While numerous records for a Martin Tschudi exist, there is no clear evidence of where the family resided before 1791 in Bourbon County, Kentucky.[vi] The name was common and there were at least six of that name in America in those early years. Family lore abounds regarding the “Trek” to Kentucky, but I have found little definitive evidence to support it.

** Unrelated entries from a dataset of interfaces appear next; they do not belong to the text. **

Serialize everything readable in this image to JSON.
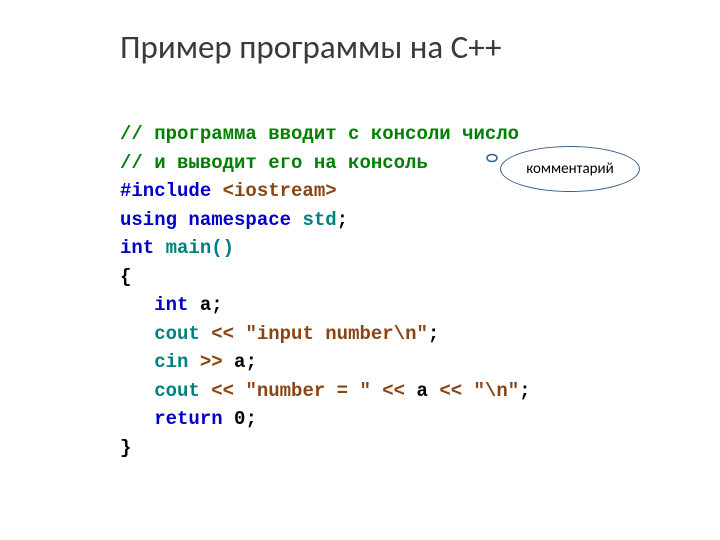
{
  "title": "Пример программы на С++",
  "code": {
    "comment1": "// программа вводит с консоли число",
    "comment2": "// и выводит его на консоль",
    "include_kw": "#include",
    "include_hdr": " <iostream>",
    "using_kw": "using",
    "namespace_kw": " namespace",
    "ns_name": " std",
    "semi": ";",
    "int_kw": "int",
    "main_name": " main()",
    "brace_open": "{",
    "indent": "   ",
    "var_a": " a",
    "cout1": "cout ",
    "op_ll": "<<",
    "str_input": " \"input number\\n\"",
    "cin": "cin ",
    "op_rr": ">>",
    "a_ref": " a",
    "cout2": "cout ",
    "str_number": " \"number = \" ",
    "a_out": " a ",
    "str_nl": " \"\\n\"",
    "return_kw": "return",
    "zero": " 0",
    "brace_close": "}"
  },
  "callout": {
    "label": "комментарий"
  }
}
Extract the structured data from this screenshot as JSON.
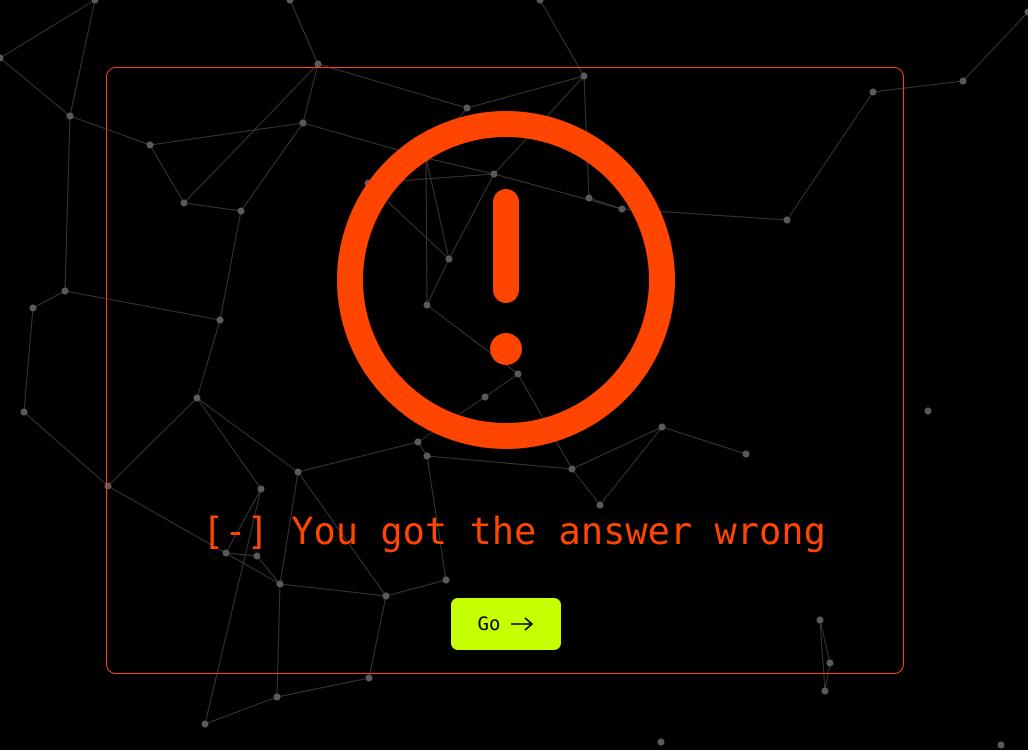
{
  "message": {
    "prefix": "[-]",
    "text": "You got the answer wrong"
  },
  "button": {
    "label": "Go",
    "icon": "arrow-right-icon"
  },
  "icons": {
    "alert": "exclamation-circle-icon"
  },
  "colors": {
    "background": "#000000",
    "accent": "#ff4500",
    "card_border": "#ff3d1f",
    "button": "#c6ff00",
    "network": "#4a4a4a"
  }
}
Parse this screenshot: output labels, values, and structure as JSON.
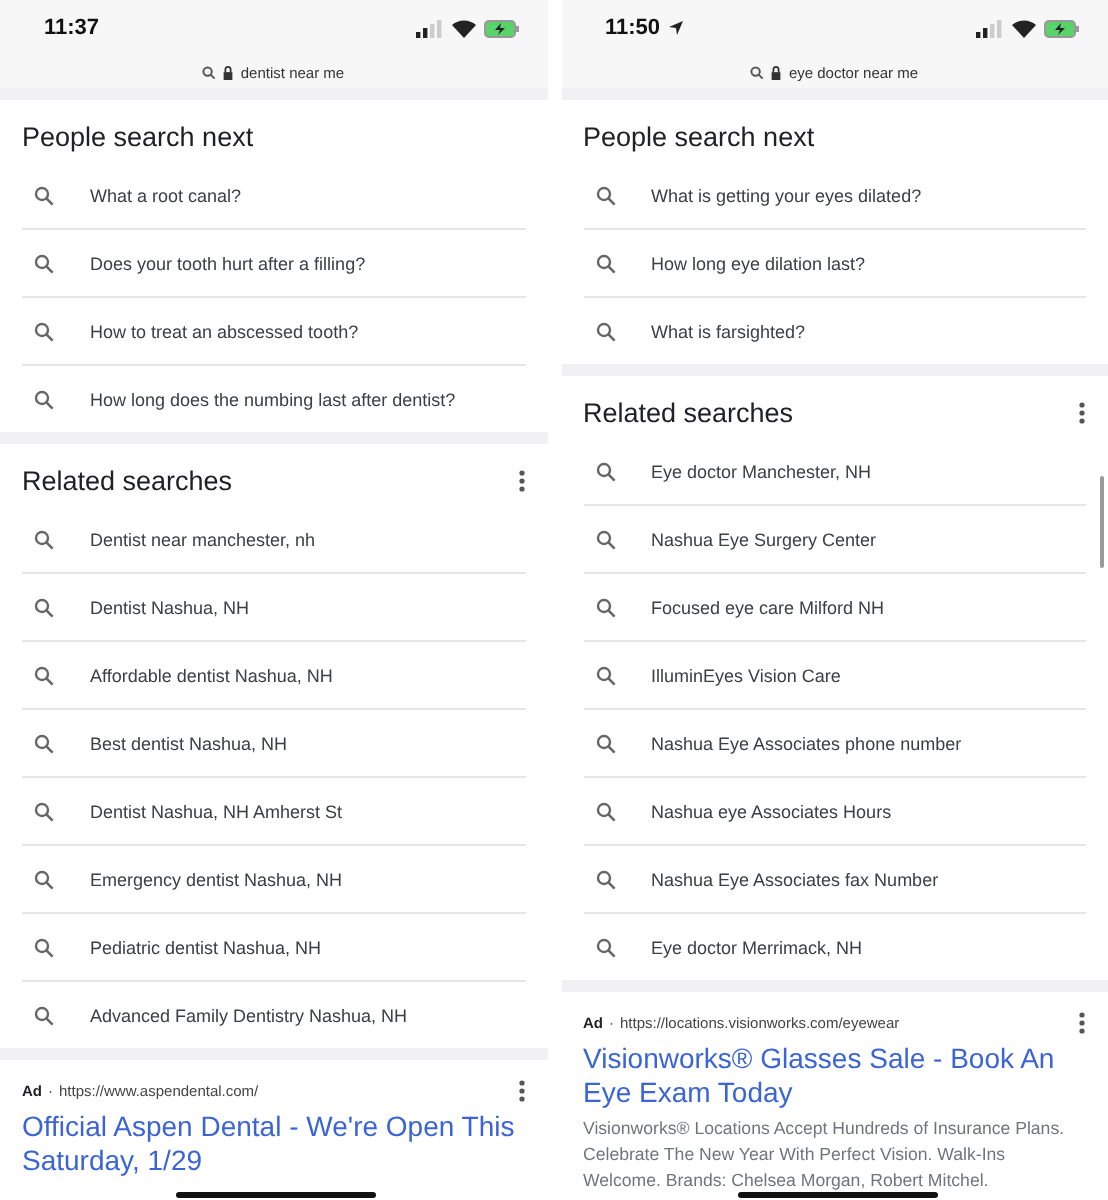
{
  "screens": [
    {
      "status_bar": {
        "time": "11:37",
        "location": false
      },
      "address_bar": {
        "query": "dentist near me"
      },
      "sections": [
        {
          "title": "People search next",
          "menu": false,
          "items": [
            "What a root canal?",
            "Does your tooth hurt after a filling?",
            "How to treat an abscessed tooth?",
            "How long does the numbing last after dentist?"
          ]
        },
        {
          "title": "Related searches",
          "menu": true,
          "items": [
            "Dentist near manchester, nh",
            "Dentist Nashua, NH",
            "Affordable dentist Nashua, NH",
            "Best dentist Nashua, NH",
            "Dentist Nashua, NH Amherst St",
            "Emergency dentist Nashua, NH",
            "Pediatric dentist Nashua, NH",
            "Advanced Family Dentistry Nashua, NH"
          ]
        }
      ],
      "ad": {
        "label": "Ad",
        "separator": "·",
        "url": "https://www.aspendental.com/",
        "title": "Official Aspen Dental - We're Open This Saturday, 1/29"
      }
    },
    {
      "status_bar": {
        "time": "11:50",
        "location": true
      },
      "address_bar": {
        "query": "eye doctor near me"
      },
      "sections": [
        {
          "title": "People search next",
          "menu": false,
          "items": [
            "What is getting your eyes dilated?",
            "How long eye dilation last?",
            "What is farsighted?"
          ]
        },
        {
          "title": "Related searches",
          "menu": true,
          "items": [
            "Eye doctor Manchester, NH",
            "Nashua Eye Surgery Center",
            "Focused eye care Milford NH",
            "IlluminEyes Vision Care",
            "Nashua Eye Associates phone number",
            "Nashua eye Associates Hours",
            "Nashua Eye Associates fax Number",
            "Eye doctor Merrimack, NH"
          ]
        }
      ],
      "ad": {
        "label": "Ad",
        "separator": "·",
        "url": "https://locations.visionworks.com/eyewear",
        "title": "Visionworks® Glasses Sale - Book An Eye Exam Today",
        "description": "Visionworks® Locations Accept Hundreds of Insurance Plans. Celebrate The New Year With Perfect Vision. Walk-Ins Welcome. Brands: Chelsea Morgan, Robert Mitchel."
      }
    }
  ]
}
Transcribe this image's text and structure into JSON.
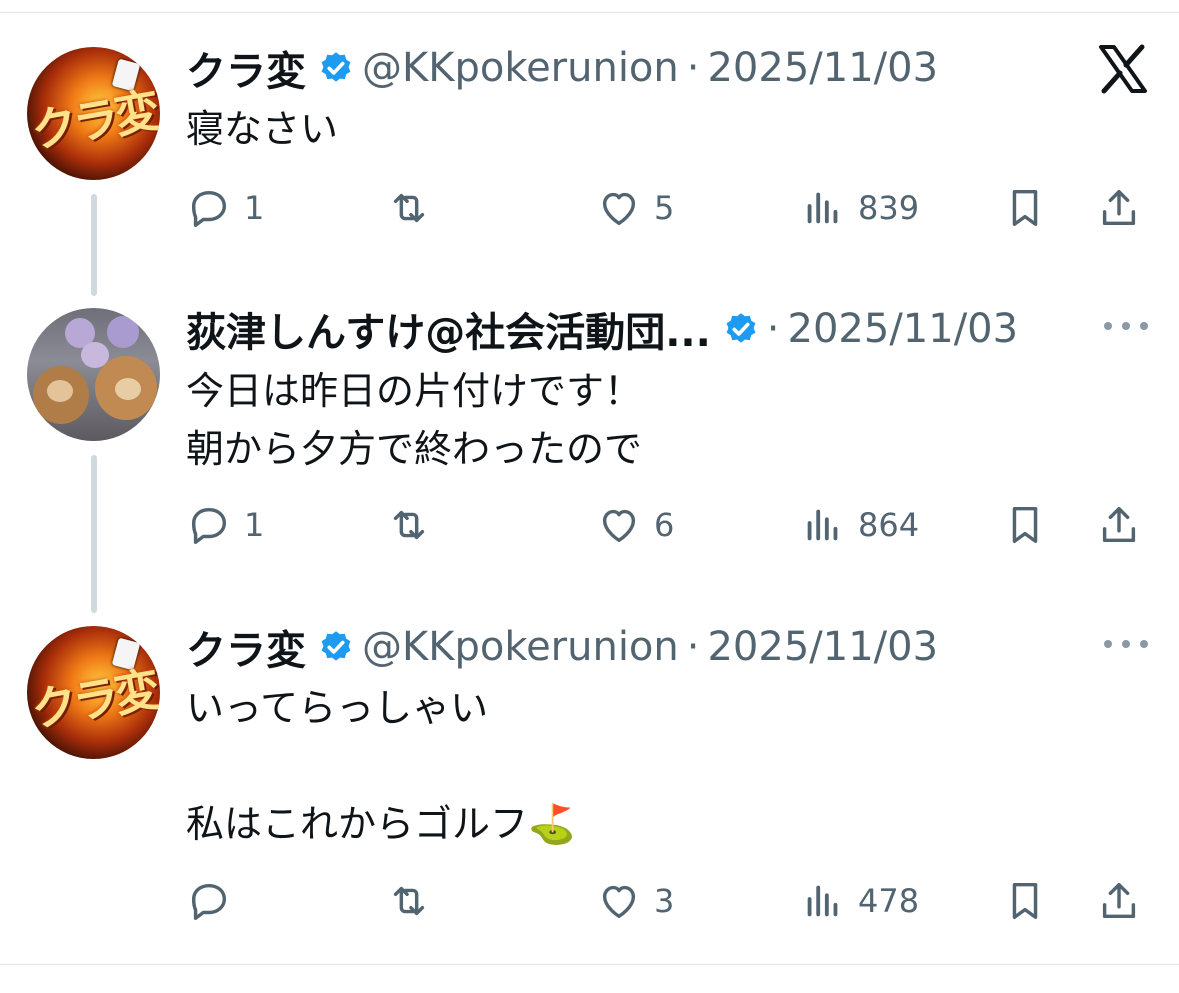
{
  "posts": [
    {
      "name": "クラ変",
      "handle": "@KKpokerunion",
      "separator": "·",
      "date": "2025/11/03",
      "text": "寝なさい",
      "avatar_text": "クラ変",
      "stats": {
        "replies": "1",
        "reposts": "",
        "likes": "5",
        "views": "839"
      }
    },
    {
      "name": "荻津しんすけ@社会活動団...",
      "handle": "",
      "separator": "·",
      "date": "2025/11/03",
      "text": "今日は昨日の片付けです！\n朝から夕方で終わったので",
      "stats": {
        "replies": "1",
        "reposts": "",
        "likes": "6",
        "views": "864"
      }
    },
    {
      "name": "クラ変",
      "handle": "@KKpokerunion",
      "separator": "·",
      "date": "2025/11/03",
      "text": "いってらっしゃい\n\n私はこれからゴルフ⛳",
      "avatar_text": "クラ変",
      "stats": {
        "replies": "",
        "reposts": "",
        "likes": "3",
        "views": "478"
      }
    }
  ],
  "icons": {
    "reply": "reply-icon",
    "repost": "repost-icon",
    "like": "heart-icon",
    "views": "views-icon",
    "bookmark": "bookmark-icon",
    "share": "share-icon",
    "verified": "verified-badge-icon",
    "brand": "x-logo-icon",
    "more": "more-icon"
  },
  "colors": {
    "text": "#0f1419",
    "muted": "#536471",
    "verified": "#1d9bf0",
    "thread_line": "#cfd9de"
  }
}
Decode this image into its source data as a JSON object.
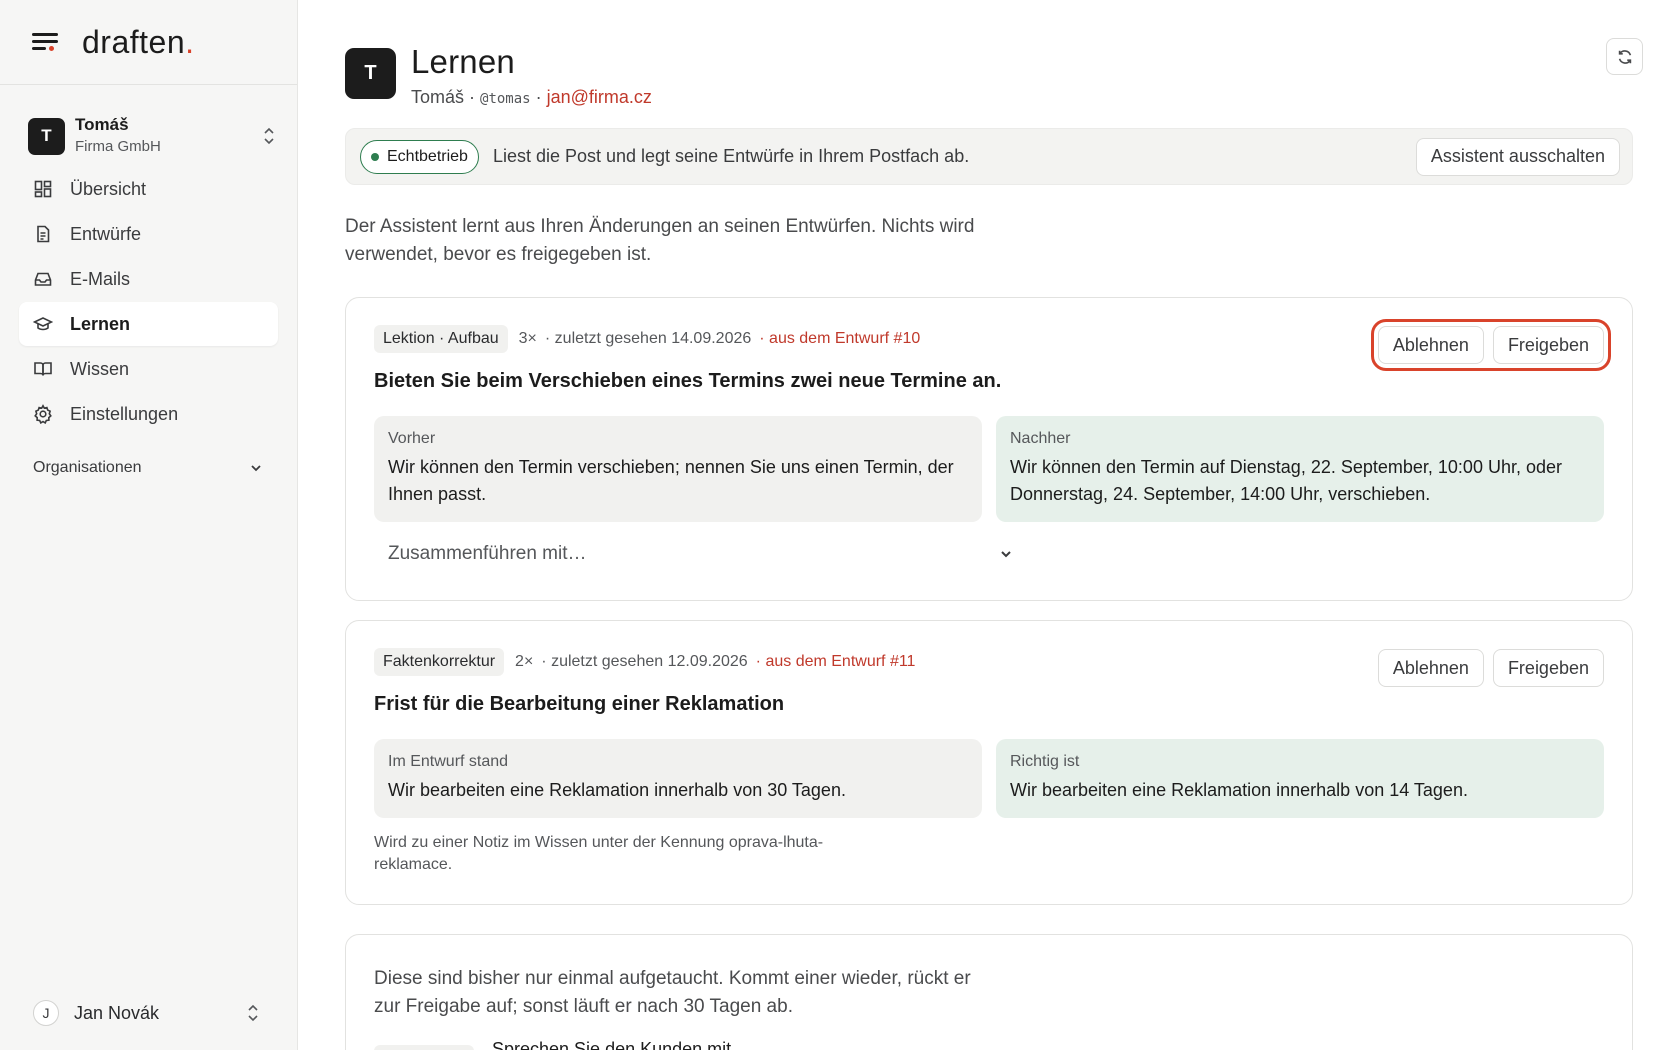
{
  "brand": {
    "logo_text": "draften",
    "logo_dot": "."
  },
  "org": {
    "avatar": "T",
    "name": "Tomáš",
    "company": "Firma GmbH"
  },
  "nav": {
    "items": [
      {
        "label": "Übersicht",
        "icon": "grid-icon"
      },
      {
        "label": "Entwürfe",
        "icon": "document-icon"
      },
      {
        "label": "E-Mails",
        "icon": "inbox-icon"
      },
      {
        "label": "Lernen",
        "icon": "graduation-cap-icon",
        "active": true
      },
      {
        "label": "Wissen",
        "icon": "book-icon"
      },
      {
        "label": "Einstellungen",
        "icon": "gear-icon"
      }
    ],
    "group_label": "Organisationen"
  },
  "user": {
    "avatar": "J",
    "name": "Jan Novák"
  },
  "page": {
    "avatar": "T",
    "title": "Lernen",
    "sub_name": "Tomáš",
    "sub_sep1": " · ",
    "sub_handle": "@tomas",
    "sub_sep2": " · ",
    "sub_email": "jan@firma.cz"
  },
  "status": {
    "badge": "Echtbetrieb",
    "text": "Liest die Post und legt seine Entwürfe in Ihrem Postfach ab.",
    "button": "Assistent ausschalten"
  },
  "intro": "Der Assistent lernt aus Ihren Änderungen an seinen Entwürfen. Nichts wird verwendet, bevor es freigegeben ist.",
  "cards": [
    {
      "tag": "Lektion · Aufbau",
      "count": "3×",
      "seen": "· zuletzt gesehen 14.09.2026",
      "source": "· aus dem Entwurf #10",
      "reject": "Ablehnen",
      "approve": "Freigeben",
      "title": "Bieten Sie beim Verschieben eines Termins zwei neue Termine an.",
      "before_label": "Vorher",
      "before_text": "Wir können den Termin verschieben; nennen Sie uns einen Termin, der Ihnen passt.",
      "after_label": "Nachher",
      "after_text": "Wir können den Termin auf Dienstag, 22. September, 10:00 Uhr, oder Donnerstag, 24. September, 14:00 Uhr, verschieben.",
      "merge_placeholder": "Zusammenführen mit…"
    },
    {
      "tag": "Faktenkorrektur",
      "count": "2×",
      "seen": "· zuletzt gesehen 12.09.2026",
      "source": "· aus dem Entwurf #11",
      "reject": "Ablehnen",
      "approve": "Freigeben",
      "title": "Frist für die Bearbeitung einer Reklamation",
      "before_label": "Im Entwurf stand",
      "before_text": "Wir bearbeiten eine Reklamation innerhalb von 30 Tagen.",
      "after_label": "Richtig ist",
      "after_text": "Wir bearbeiten eine Reklamation innerhalb von 14 Tagen.",
      "note": "Wird zu einer Notiz im Wissen unter der Kennung oprava-lhuta-reklamace."
    }
  ],
  "pending": {
    "text": "Diese sind bisher nur einmal aufgetaucht. Kommt einer wieder, rückt er zur Freigabe auf; sonst läuft er nach 30 Tagen ab.",
    "next_item": "Sprechen Sie den Kunden mit"
  },
  "colors": {
    "accent": "#d9432b",
    "live": "#2e7d4f",
    "after_bg": "#e6f0ea"
  }
}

The 1800, Clark County, Kentucky tax list includes Martin Sr. and his sons David, John J, Martin Jr., Samuel, and Winepack (Weinbert).[vii] So between 1767 and 1800, the family, excluding John,[viii] had settled in Clark County, Kentucky. By then Martin Jr., Mary Judy’s father, had married Elizabeth Judy. While proven in a probate record,[ix] I’ve found no marriage record.
Family Lore says she was Martin’s first cousin, but I’ve found no proof. Of various suppositions I’ve found, the most likely candidate for Elizabeth’s father is Weinbert Tschudi who arrived in Pennsylvania fifteen years before Martin., or could be the Johann Tschudi who arrived with Martin. Some have linked her to a Johannes (John) and Maria Shaffner Judy from Fort Pitt in Pennsylvania, but Lancaster, PA, Mennonite Vital Records for a couple with the same names show them married in 1808, much too late to be Elizabeth’s parents. Some family historians indicate the father of Martin Sr. in Switzerland was the one who married a cousin. I mention all this speculation because it is floating out there as fact, so I wanted the reader to be aware of it. If anyone has validating information I would love to see it!
Regardless, Martin Jr. and Elizabeth Judy had a daughter, Mary (Polly) Judy. She married Isaac Ely, in 1798, and by 1820, they had moved to Missouri.
Like an extended Abbott and Costello skit, let’s play the game of Who’s On First, only our game is Who’s in Missouri.
- Mary (Polly) Judy and Isaac Ely arrived in Ralls County, Missouri by 1824, more likely by 1819 when Isaac’s father Benjamin is recorded as arriving.[x]
- Malinda Salling and Thomas H. Morris(s) are in Chariton County, Missouri, by 1849.[xi]
Now for one more piece of the Who’s in Missouri puzzle: Part Five of the Missouri posts—The Utterback Family.
Map courtesy of Library of Congress; A new and elegent general atlas, containing maps of each of the United States; Baltimore : Fielding Lucas, [1817?]
[i] Strassburger; Pennsylvania German Pioneers, Vol 1, 1727-1775; Genealogical Publishing Company; Find My Past; pages 249, 391, 507
[ii] Ibid. pg. 738
[iii] Faust, A.B. & Brumbaugh, Gaiius. Lists of Swiss emigrants in the Eighteenth Century to the American Colonies, Vol. 2. Washington, D.C.: the National Genealogical Society, 1925. Reprinted by Genealogical Publishing co., Baltimore, 1976.
[iv] Ibid. pg. 243
[v] Various Find-a-grave resources for cemeteries in Clark County, Kentucky
[vi] Ancestry.com. Kentucky, Compiled Census and Census Substitutes Index, 1810-1890 [database on-line]. Provo, UT, USA: Ancestry.com Operations Inc, 1999. Original data: Jackson, Ron V., Accelerated Indexing Systems, comp.. Kentucky Census, 1810-1890. Compiled and digitized by Mr. Jackson and AIS from microfilmed schedules of the U.S. Federal Decennial Census, territorial/state censuses, and/or census substitutes.
[vii] Ancestry.com. Kentucky, Tax Lists, 1799-1801, original from: Clift, G. Glenn. Second Census of Kentucky, 1800. Baltimore, MD, USA: Genealogical Publishing Co.
[viii] No definitive record until 1820 census and Find-a-grave Greene County, Ohio
[ix] Heirs of Martin Judy; Ralls county Court House, pg. 537-538; probate 15 May 1838; transcribed by N.L. Moore.
[x] Documentation to come soon, in a separate post.
[xi] Documentation provided in Part II of the Missouri posts